This was my first mammogram, but the radiologist and staff were so friendly and kind that it was not a bad experience at all. I was then off to the already scheduled sonogram. Lots of getting dressed and getting undressed. : )
I watched as the technician did the sonogram of the mass, and I was still thinking at this point that it was nothing so I found watching quite interesting.She then left to get them signed off by the doctor. She came back and said that the doctor was coming, and she was going to get some additional pictures meanwhile. She began getting sonogram pictures of my underarms and it was then I realized that something must not be right.
A few minutes later the doctor came in, looked at the sonograms of my underarm and then sat down to tell me that it was a cancerous mass, and from its size (they guessed that it was about 2.5 cm) she estimated that it was a stage 2 cancer. She said that, from the sonogram pictures, it did not look as if it had migrated to the lymph nodes, which is where the cancer would travel if it were to move out of the mass. She said that she would like to complete a biopsy now, if possible. I called Steven and told him that I had cancer, that I would be staying later for a biopsy and asked him to call Sandy (my best friend) and tell her. It was a lot for him to digest in one tiny call.
The doctor gave me a local and then made a tiny incision in my breast. She then placed an instrument in that grabs pieces of the tumor for testing, which sounded a lot like a staple gun. They thought that I might be interested in watching the process on a screen, but now that I knew it was cancer instead of just a benign lump, it wasn't fun anymore and I didn't want to look at it at all. I just felt sick to my stomach. She took three pieces for pathology. They also inserted a marker so that in all future mammograms and the like they would know exactly where to look. I must mention that although it measured about 2.5 cm, which sounds like a lot, everyone that examined me had a little difficulty in finding it. It really didn't seem that large by touch. They now sent me down to get a second set of mammograms.

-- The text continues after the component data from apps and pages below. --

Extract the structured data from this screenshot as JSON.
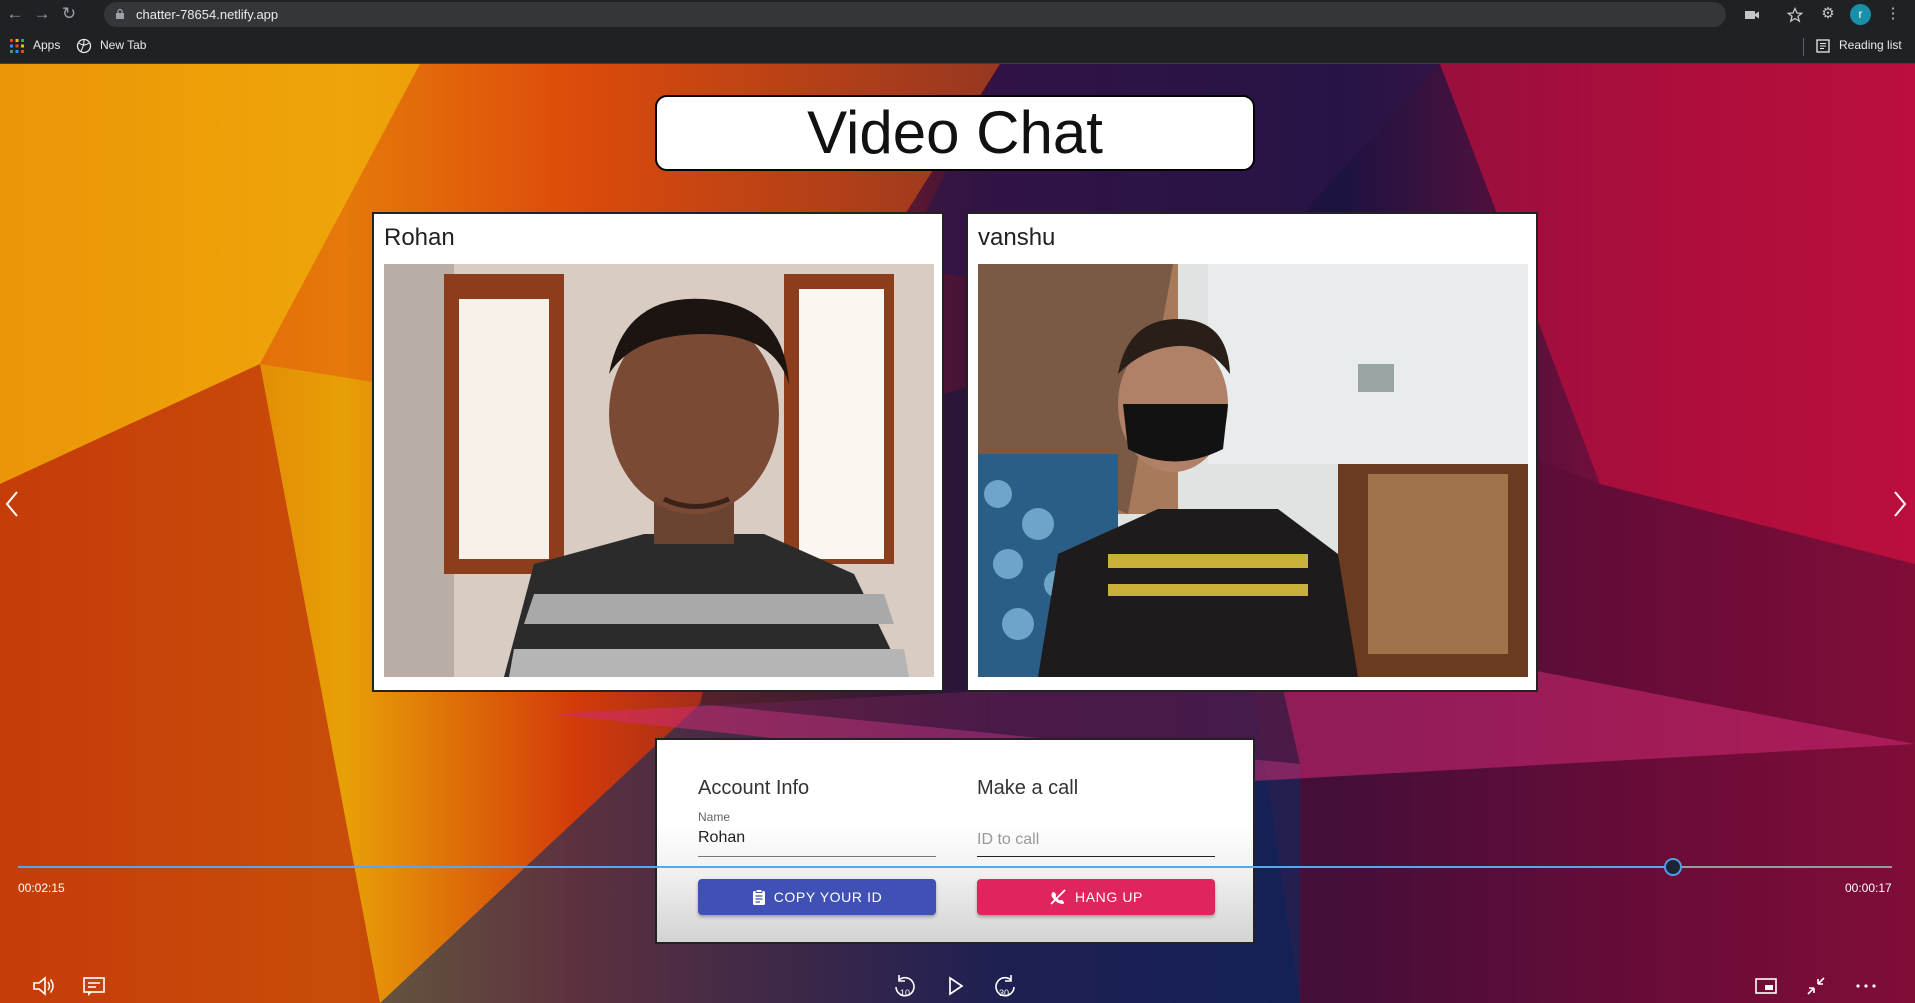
{
  "browser": {
    "url": "chatter-78654.netlify.app",
    "avatar_letter": "r",
    "bookmarks": [
      "Apps",
      "New Tab"
    ],
    "reading_list": "Reading list"
  },
  "app": {
    "title": "Video Chat",
    "videos": [
      {
        "name": "Rohan"
      },
      {
        "name": "vanshu"
      }
    ],
    "account": {
      "heading": "Account Info",
      "name_label": "Name",
      "name_value": "Rohan",
      "copy_button": "COPY YOUR ID"
    },
    "call": {
      "heading": "Make a call",
      "id_placeholder": "ID to call",
      "hangup_button": "HANG UP"
    }
  },
  "player": {
    "elapsed": "00:02:15",
    "remaining": "00:00:17",
    "progress_fraction": 0.884,
    "skip_back": "10",
    "skip_forward": "30"
  },
  "colors": {
    "copy_button": "#3f51b5",
    "hangup_button": "#e0245e",
    "seek_accent": "#5aa6e8"
  }
}
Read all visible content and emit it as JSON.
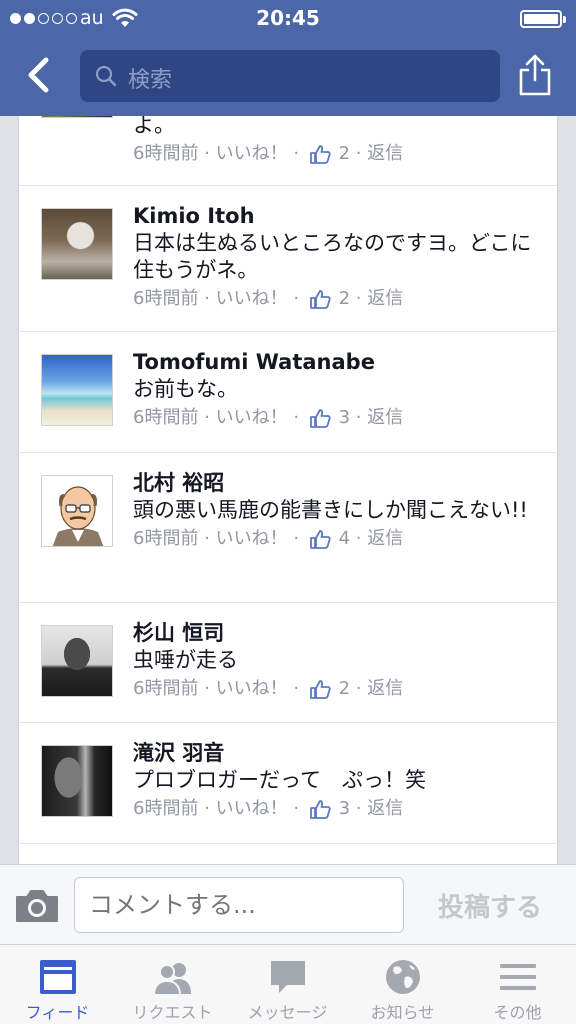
{
  "status_bar": {
    "carrier": "au",
    "time": "20:45"
  },
  "nav": {
    "search_placeholder": "検索"
  },
  "comments": [
    {
      "name": "",
      "text": "よ。",
      "time": "6時間前",
      "like_label": "いいね！",
      "likes": "2",
      "reply_label": "返信"
    },
    {
      "name": "Kimio  Itoh",
      "text": "日本は生ぬるいところなのですヨ。どこに住もうがネ。",
      "time": "6時間前",
      "like_label": "いいね！",
      "likes": "2",
      "reply_label": "返信"
    },
    {
      "name": "Tomofumi Watanabe",
      "text": "お前もな。",
      "time": "6時間前",
      "like_label": "いいね！",
      "likes": "3",
      "reply_label": "返信"
    },
    {
      "name": "北村 裕昭",
      "text": "頭の悪い馬鹿の能書きにしか聞こえない!!",
      "time": "6時間前",
      "like_label": "いいね！",
      "likes": "4",
      "reply_label": "返信"
    },
    {
      "name": "杉山 恒司",
      "text": "虫唾が走る",
      "time": "6時間前",
      "like_label": "いいね！",
      "likes": "2",
      "reply_label": "返信"
    },
    {
      "name": "滝沢 羽音",
      "text": "プロブロガーだって　ぷっ！笑",
      "time": "6時間前",
      "like_label": "いいね！",
      "likes": "3",
      "reply_label": "返信"
    }
  ],
  "composer": {
    "placeholder": "コメントする...",
    "post_label": "投稿する"
  },
  "tabs": [
    {
      "label": "フィード",
      "icon": "feed-icon",
      "active": true
    },
    {
      "label": "リクエスト",
      "icon": "friend-requests-icon",
      "active": false
    },
    {
      "label": "メッセージ",
      "icon": "messages-icon",
      "active": false
    },
    {
      "label": "お知らせ",
      "icon": "globe-notifications-icon",
      "active": false
    },
    {
      "label": "その他",
      "icon": "menu-icon",
      "active": false
    }
  ],
  "colors": {
    "header": "#4b67a8",
    "search_field": "#2e4784",
    "active_tab": "#3b5ccc",
    "meta_text": "#9197a3"
  }
}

The technician there was not surprised to see me as she recognized it as a cancerous mass in the first set. By this time Sandy had cancelled her class (she is a college professor) and had come to guide me through these last tests and took me home. They gave me a large pink book that tells all the ins-and-outs of this world I was now a part of, but I asked Sandy to slip it in her backpack because I was not yet ready to share this with the kids. We had to now go through the motions of a birthday dinner out at a restaurant and cake at home. It was actually a good thing because I was able to forget about it a little and let it slowly sink in.

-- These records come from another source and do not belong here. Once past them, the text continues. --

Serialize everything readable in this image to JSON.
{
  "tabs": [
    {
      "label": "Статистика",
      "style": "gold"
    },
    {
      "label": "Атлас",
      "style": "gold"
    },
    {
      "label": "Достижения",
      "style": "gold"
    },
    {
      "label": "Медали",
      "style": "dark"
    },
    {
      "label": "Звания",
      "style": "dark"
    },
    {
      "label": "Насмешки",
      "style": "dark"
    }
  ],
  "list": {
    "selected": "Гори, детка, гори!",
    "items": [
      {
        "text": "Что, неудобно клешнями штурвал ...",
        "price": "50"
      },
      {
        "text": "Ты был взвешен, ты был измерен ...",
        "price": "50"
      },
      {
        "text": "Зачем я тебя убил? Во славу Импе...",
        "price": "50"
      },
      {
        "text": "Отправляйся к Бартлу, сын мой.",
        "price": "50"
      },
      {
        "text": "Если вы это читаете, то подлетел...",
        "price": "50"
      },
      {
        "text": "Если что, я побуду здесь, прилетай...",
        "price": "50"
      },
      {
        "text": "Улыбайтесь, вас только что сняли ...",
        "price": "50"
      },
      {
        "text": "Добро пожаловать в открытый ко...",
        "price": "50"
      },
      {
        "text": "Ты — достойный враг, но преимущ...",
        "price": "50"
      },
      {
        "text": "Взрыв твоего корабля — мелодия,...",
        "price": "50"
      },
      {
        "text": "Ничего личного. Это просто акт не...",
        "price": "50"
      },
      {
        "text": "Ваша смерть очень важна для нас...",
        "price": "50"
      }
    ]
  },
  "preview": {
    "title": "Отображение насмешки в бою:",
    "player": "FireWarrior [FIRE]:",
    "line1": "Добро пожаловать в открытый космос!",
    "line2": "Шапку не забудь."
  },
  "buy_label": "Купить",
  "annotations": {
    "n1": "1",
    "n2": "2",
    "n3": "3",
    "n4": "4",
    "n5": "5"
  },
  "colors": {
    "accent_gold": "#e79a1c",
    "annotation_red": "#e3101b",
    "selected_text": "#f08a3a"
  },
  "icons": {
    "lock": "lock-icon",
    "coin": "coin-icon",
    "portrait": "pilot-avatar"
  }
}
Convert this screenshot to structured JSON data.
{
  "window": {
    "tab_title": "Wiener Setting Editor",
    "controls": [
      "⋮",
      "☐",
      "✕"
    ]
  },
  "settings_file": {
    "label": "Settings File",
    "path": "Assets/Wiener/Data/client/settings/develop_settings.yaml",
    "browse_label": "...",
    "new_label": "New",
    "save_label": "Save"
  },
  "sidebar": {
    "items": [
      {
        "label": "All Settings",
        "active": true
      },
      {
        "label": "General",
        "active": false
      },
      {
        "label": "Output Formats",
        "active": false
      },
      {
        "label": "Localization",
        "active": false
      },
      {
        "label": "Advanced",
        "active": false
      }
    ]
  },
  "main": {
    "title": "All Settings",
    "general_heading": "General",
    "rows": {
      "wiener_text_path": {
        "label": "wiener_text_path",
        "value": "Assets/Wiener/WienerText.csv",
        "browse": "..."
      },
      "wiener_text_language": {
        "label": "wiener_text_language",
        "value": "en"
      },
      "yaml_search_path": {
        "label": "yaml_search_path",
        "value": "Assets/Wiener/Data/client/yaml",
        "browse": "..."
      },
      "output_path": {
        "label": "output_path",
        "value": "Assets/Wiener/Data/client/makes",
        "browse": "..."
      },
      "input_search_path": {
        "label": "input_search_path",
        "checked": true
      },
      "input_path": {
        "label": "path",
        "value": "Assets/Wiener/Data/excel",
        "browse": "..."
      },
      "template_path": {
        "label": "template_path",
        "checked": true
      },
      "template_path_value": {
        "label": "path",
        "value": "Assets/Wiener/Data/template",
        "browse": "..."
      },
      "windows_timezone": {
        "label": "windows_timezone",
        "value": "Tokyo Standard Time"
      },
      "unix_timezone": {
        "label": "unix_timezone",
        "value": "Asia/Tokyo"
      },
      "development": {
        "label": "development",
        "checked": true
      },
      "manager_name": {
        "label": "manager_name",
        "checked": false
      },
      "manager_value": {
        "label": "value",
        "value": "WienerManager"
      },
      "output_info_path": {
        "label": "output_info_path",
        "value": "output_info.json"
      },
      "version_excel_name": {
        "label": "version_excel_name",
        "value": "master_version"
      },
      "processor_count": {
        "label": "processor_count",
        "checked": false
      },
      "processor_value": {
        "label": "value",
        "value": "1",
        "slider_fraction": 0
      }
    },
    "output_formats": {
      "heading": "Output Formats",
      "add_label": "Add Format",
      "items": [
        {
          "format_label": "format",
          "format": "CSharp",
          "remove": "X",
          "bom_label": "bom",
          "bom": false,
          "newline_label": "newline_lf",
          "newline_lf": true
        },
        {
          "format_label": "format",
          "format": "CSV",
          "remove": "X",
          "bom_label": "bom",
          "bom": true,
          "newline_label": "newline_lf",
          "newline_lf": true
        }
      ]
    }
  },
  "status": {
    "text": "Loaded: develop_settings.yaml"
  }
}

Please keep us in your prayers.
"I cry aloud to the LORD; I lift up my voice to the LORD for mercy.
I pour out my complaint before him; before him I tell my trouble.

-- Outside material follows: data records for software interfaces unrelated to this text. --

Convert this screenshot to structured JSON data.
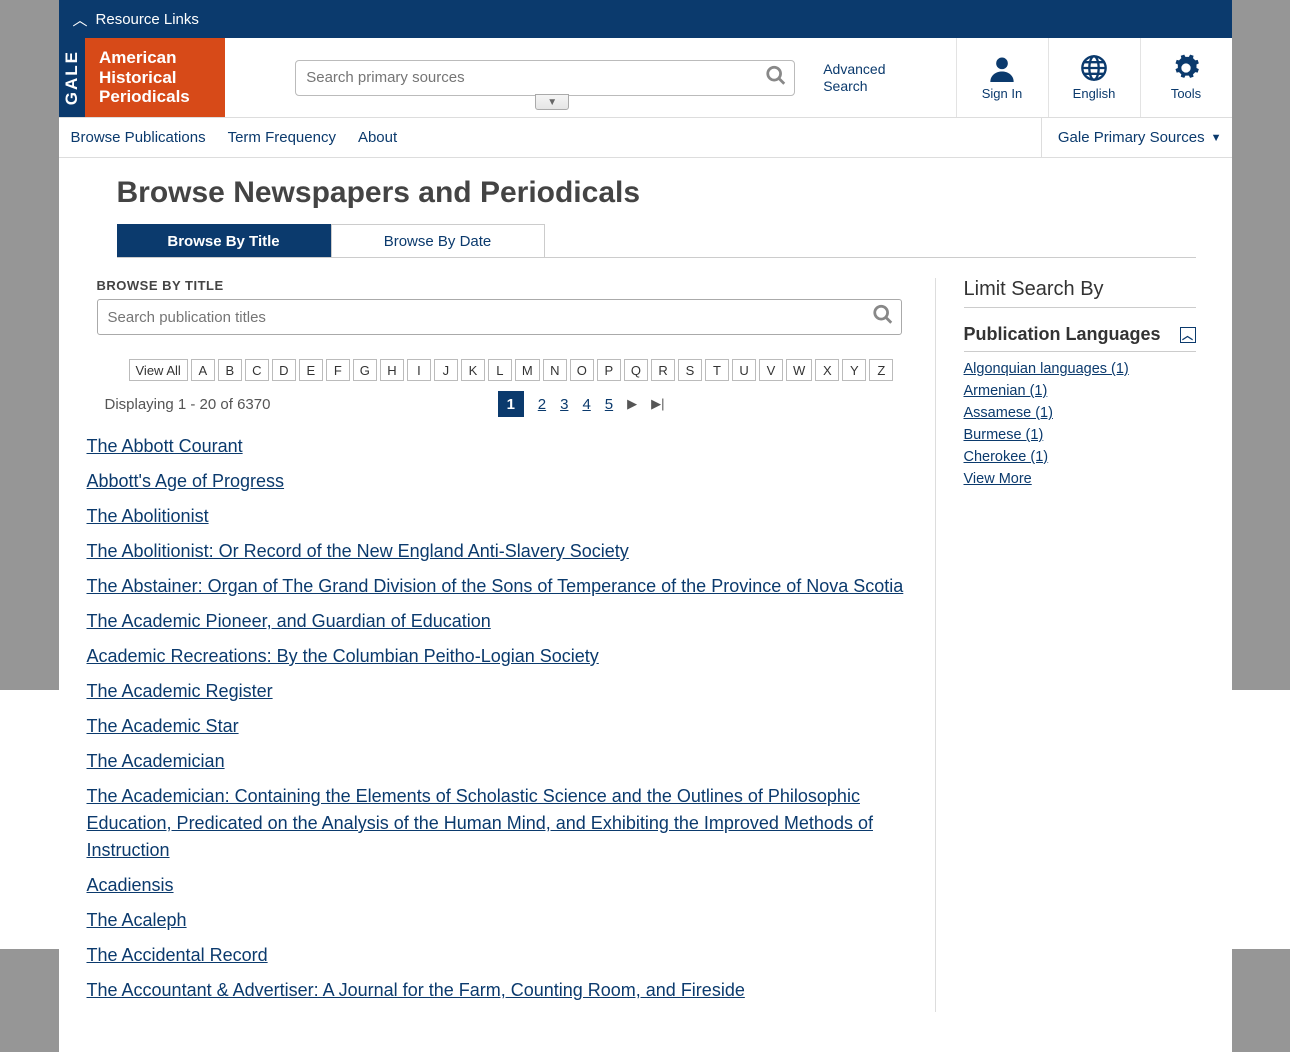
{
  "resource_bar": {
    "label": "Resource Links"
  },
  "header": {
    "gale": "GALE",
    "product": "American Historical Periodicals",
    "search_placeholder": "Search primary sources",
    "advanced": "Advanced Search",
    "tools": {
      "signin": "Sign In",
      "lang": "English",
      "tools": "Tools"
    }
  },
  "nav": {
    "browse_pubs": "Browse Publications",
    "term_freq": "Term Frequency",
    "about": "About",
    "gps": "Gale Primary Sources"
  },
  "page_title": "Browse Newspapers and Periodicals",
  "tabs": {
    "by_title": "Browse By Title",
    "by_date": "Browse By Date"
  },
  "browse_label": "BROWSE BY TITLE",
  "title_search_placeholder": "Search publication titles",
  "alpha": [
    "View All",
    "A",
    "B",
    "C",
    "D",
    "E",
    "F",
    "G",
    "H",
    "I",
    "J",
    "K",
    "L",
    "M",
    "N",
    "O",
    "P",
    "Q",
    "R",
    "S",
    "T",
    "U",
    "V",
    "W",
    "X",
    "Y",
    "Z"
  ],
  "display_text": "Displaying 1 - 20 of 6370",
  "pages": [
    "1",
    "2",
    "3",
    "4",
    "5"
  ],
  "results": [
    "The Abbott Courant",
    "Abbott's Age of Progress",
    "The Abolitionist",
    "The Abolitionist: Or Record of the New England Anti-Slavery Society",
    "The Abstainer: Organ of The Grand Division of the Sons of Temperance of the Province of Nova Scotia",
    "The Academic Pioneer, and Guardian of Education",
    "Academic Recreations: By the Columbian Peitho-Logian Society",
    "The Academic Register",
    "The Academic Star",
    "The Academician",
    "The Academician: Containing the Elements of Scholastic Science and the Outlines of Philosophic Education, Predicated on the Analysis of the Human Mind, and Exhibiting the Improved Methods of Instruction",
    "Acadiensis",
    "The Acaleph",
    "The Accidental Record",
    "The Accountant & Advertiser: A Journal for the Farm, Counting Room, and Fireside"
  ],
  "limit_title": "Limit Search By",
  "facet": {
    "title": "Publication Languages",
    "items": [
      "Algonquian languages (1)",
      "Armenian (1)",
      "Assamese (1)",
      "Burmese (1)",
      "Cherokee (1)"
    ],
    "view_more": "View More"
  }
}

When my spirit grows faint within me, it is you who know my way.
I cry to you, O LORD; I say, “You are my refuge, my portion …”
~ A prayer of David when he was trapped in the cave, Psalm 142